The first thing that changed when we crossed the border was the announcements were in French first, then translated into English. It might have been at that point that the panic started to set in. I had slept maybe 3 hours after stopping for a beer the night before on the way home from dinner and getting to bed around midnight. That was followed by a restless night of sleep and an alarm that went of at 4 AM. I was tired, excited and scared shitless when I stepped off the train.

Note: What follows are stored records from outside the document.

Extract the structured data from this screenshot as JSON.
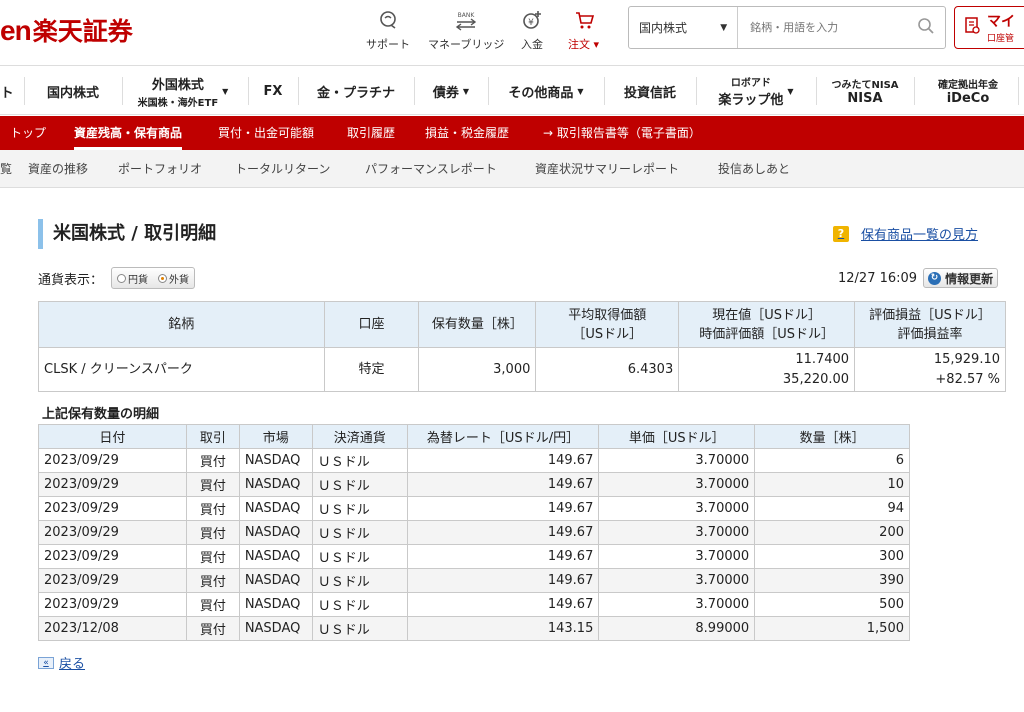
{
  "header": {
    "logo_latin": "en",
    "logo_jp": "楽天証券",
    "utilities": [
      {
        "label": "サポート",
        "icon": "support-icon"
      },
      {
        "label": "マネーブリッジ",
        "icon": "bank-bridge-icon",
        "icon_text": "BANK"
      },
      {
        "label": "入金",
        "icon": "deposit-icon"
      },
      {
        "label": "注文 ▾",
        "icon": "cart-icon"
      }
    ],
    "search": {
      "category": "国内株式",
      "placeholder": "銘柄・用語を入力"
    },
    "mypage": {
      "label": "マイ",
      "sub": "口座管"
    }
  },
  "product_nav": [
    {
      "label": "ト"
    },
    {
      "label": "国内株式"
    },
    {
      "label": "外国株式",
      "sub": "米国株・海外ETF"
    },
    {
      "label": "FX"
    },
    {
      "label": "金・プラチナ"
    },
    {
      "label": "債券"
    },
    {
      "label": "その他商品"
    },
    {
      "label": "投資信託"
    },
    {
      "label": "ロボアド",
      "sub": "楽ラップ他"
    },
    {
      "label": "つみたてNISA",
      "sub": "NISA"
    },
    {
      "label": "確定拠出年金",
      "sub": "iDeCo"
    }
  ],
  "red_nav": [
    {
      "label": "トップ"
    },
    {
      "label": "資産残高・保有商品"
    },
    {
      "label": "買付・出金可能額"
    },
    {
      "label": "取引履歴"
    },
    {
      "label": "損益・税金履歴"
    },
    {
      "label": "→ 取引報告書等（電子書面）"
    }
  ],
  "sub_nav": [
    {
      "label": "覧"
    },
    {
      "label": "資産の推移"
    },
    {
      "label": "ポートフォリオ"
    },
    {
      "label": "トータルリターン"
    },
    {
      "label": "パフォーマンスレポート"
    },
    {
      "label": "資産状況サマリーレポート"
    },
    {
      "label": "投信あしあと"
    }
  ],
  "page": {
    "title": "米国株式 / 取引明細",
    "help_link": "保有商品一覧の見方",
    "currency_label": "通貨表示：",
    "currency_options": [
      "円貨",
      "外貨"
    ],
    "currency_selected": "外貨",
    "timestamp": "12/27 16:09",
    "refresh_label": "情報更新"
  },
  "holding_table": {
    "headers": [
      "銘柄",
      "口座",
      "保有数量［株］",
      "平均取得価額",
      "［USドル］",
      "現在値［USドル］",
      "時価評価額［USドル］",
      "評価損益［USドル］",
      "評価損益率"
    ],
    "row": {
      "name": "CLSK / クリーンスパーク",
      "account": "特定",
      "quantity": "3,000",
      "avg_price": "6.4303",
      "current_price": "11.7400",
      "market_value": "35,220.00",
      "pnl": "15,929.10",
      "pnl_rate": "+82.57 %"
    }
  },
  "detail": {
    "subtitle": "上記保有数量の明細",
    "headers": [
      "日付",
      "取引",
      "市場",
      "決済通貨",
      "為替レート［USドル/円］",
      "単価［USドル］",
      "数量［株］"
    ],
    "rows": [
      [
        "2023/09/29",
        "買付",
        "NASDAQ",
        "ＵＳドル",
        "149.67",
        "3.70000",
        "6"
      ],
      [
        "2023/09/29",
        "買付",
        "NASDAQ",
        "ＵＳドル",
        "149.67",
        "3.70000",
        "10"
      ],
      [
        "2023/09/29",
        "買付",
        "NASDAQ",
        "ＵＳドル",
        "149.67",
        "3.70000",
        "94"
      ],
      [
        "2023/09/29",
        "買付",
        "NASDAQ",
        "ＵＳドル",
        "149.67",
        "3.70000",
        "200"
      ],
      [
        "2023/09/29",
        "買付",
        "NASDAQ",
        "ＵＳドル",
        "149.67",
        "3.70000",
        "300"
      ],
      [
        "2023/09/29",
        "買付",
        "NASDAQ",
        "ＵＳドル",
        "149.67",
        "3.70000",
        "390"
      ],
      [
        "2023/09/29",
        "買付",
        "NASDAQ",
        "ＵＳドル",
        "149.67",
        "3.70000",
        "500"
      ],
      [
        "2023/12/08",
        "買付",
        "NASDAQ",
        "ＵＳドル",
        "143.15",
        "8.99000",
        "1,500"
      ]
    ]
  },
  "back_link": "戻る",
  "colors": {
    "brand_red": "#bf0000",
    "header_cell": "#e4eff8",
    "title_bar": "#8cc1ea",
    "link": "#1a4fa3"
  }
}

Suddenly I realized that I was in a foreign country where the only words I knew how to say were ‘hello’ and ‘thank you.’ I didn’t prepare much for the trip because I’ve always had the philosophy to let the adventure come as it will. I sincerely regretted this attitude when I couldn’t figure out what metro train I needed to take to get to Notre Dame. Luckily I’m fairly decent with maps and had some guidance from a guy I had met at a bar in NYC who gave me some tips before I left. I managed to get the train near-ish to Notre Dame with no help from the ticket lady who couldn’t be bothered with my questions. Of course at this point my phone was at 40% and I still wasn’t sure what the deal with my cell data was. I walked around hoping to muster the courage to sit at one of those cafes where everyone sits outside drinking espresso and smoking cigarettes.
I ended up at Starbucks. So I admit, my first attempt at solo travel was not off to a great start and I wasn’t being as adventurous as I had hoped to be. I sat there for about 45 minutes letting my phone charge and sipping an iced latte. After I had a charge and used the Starbucks wifi to figure out my route, I set out to Notre Dame. It wasn’t a long walk and I was astounded at every corner I turned at the beauty of the city. I felt like I was walking through a scene from Tale of Two Cities. Every building was more impressive than the last and I hadn’t even seen anything yet.
When I walked up to Notre Dame I was overwhelmed with the size and magnificence of the building. By this point I had seen some amazing buildings in London, but they paled in comparison to this. The intricate windows, the detailed gargoyles, the shear size. I have a thing with churches where they always seem to make me cry. I’m not religious really, so its always on odd feeling. As I walked into the cathedral and looked up at the stained glass and left and right to the statutes, candles, worshipers and the pulpit, I had one of those moments where you can’t understand how such beauty exists in the world. When I got a little teary eyed, I was grateful that I had made this journey solo so that no one witnessed it and I could embrace it alone. I walked around thinking about the history of the place and the people who had walked there before. Its an odd sensation being in a place that has so much history. I took a couple of pictures but gave up knowing that they would never do the place justice.
I felt a lot more confident after successfully finding my first destination in Paris. The rest of the day passed too quickly with 12 miles of walking. I had lunch with a friend of a friend in one of those cafes I wanted to sit at. He ordered for us in French and I was pleasantly surprised at my meal having no idea what I had ordered. I made my way to the Tuileries Garden deciding to skip The Louvre because I wasn’t going to go inside anyway. I walked the entire Champs-Élysées and walked under the Arc de Triomphe. This is where I finally mustered the courage to use a little bit of French. With no idea where the Metro entrance was to get to the Eiffel Tower, I greeted a police officer holding a very scary gun saying “Bounjour” and asked where I could find the station.
I’ve seen countless pictures of the Eiffel Tower in my life as I’m sure everyone has. I wasn’t really excited to see it because I figured it would just be one of those things where you have to see it but its not any more impressive than in pictures. I was wrong. I got off the train at Trocadero, ignoring the chatchky pushers and group of street performers trying to do flips over tourists (I guess these guys are in every big city) and took in the Eiffel Tower. It was enormous, beautiful, and incredibly impressive. I sat and admired it for a bit knowing that this was a moment I’d remember for the rest of my life. I finally realized then that I was living a dream I’d had my entire life. I was in Europe. I was traveling. There were stamps on my passport. And I did it alone. I thought about all the times I’d talked about wanting to do this, all the times I’d looked up flights, made plans in my head, felt like an idiot using a blank passport to get into bars, how scared I was just hours earlier in the train station, and I was so happy. I’d finally delivered on a promise I had made to myself years earlier in the passport office after another of many break ups with the same boyfriend. I didn’t wait this time for someone to do it with me or back out after convincing myself it wasn’t a good idea. I did it.
Looking up at the Eiffel Tower from underneath is just as, if not more, impressive than looking at it from a close distance. The intricacy of the metal work and the size of it was unlike anything I had ever seen. I walked down the Champ de Mars watching people take pictures pinching the Eiffel Tower in the background. I checked my phone and at 30% I decided to play it safe and take an Uber to the airport rather than attempt to navigate the trains. As I took off on the way to Dublin I was utterly exhausted from all of the walking and overwhelmed with all of the beauty I had seen. I wasn’t scared anymore to be by myself and was ready to check another destination off my bucket list. Although there was a rough start, I consider my first day of solo travel to have been a success and was more than excited for the next adventure to come.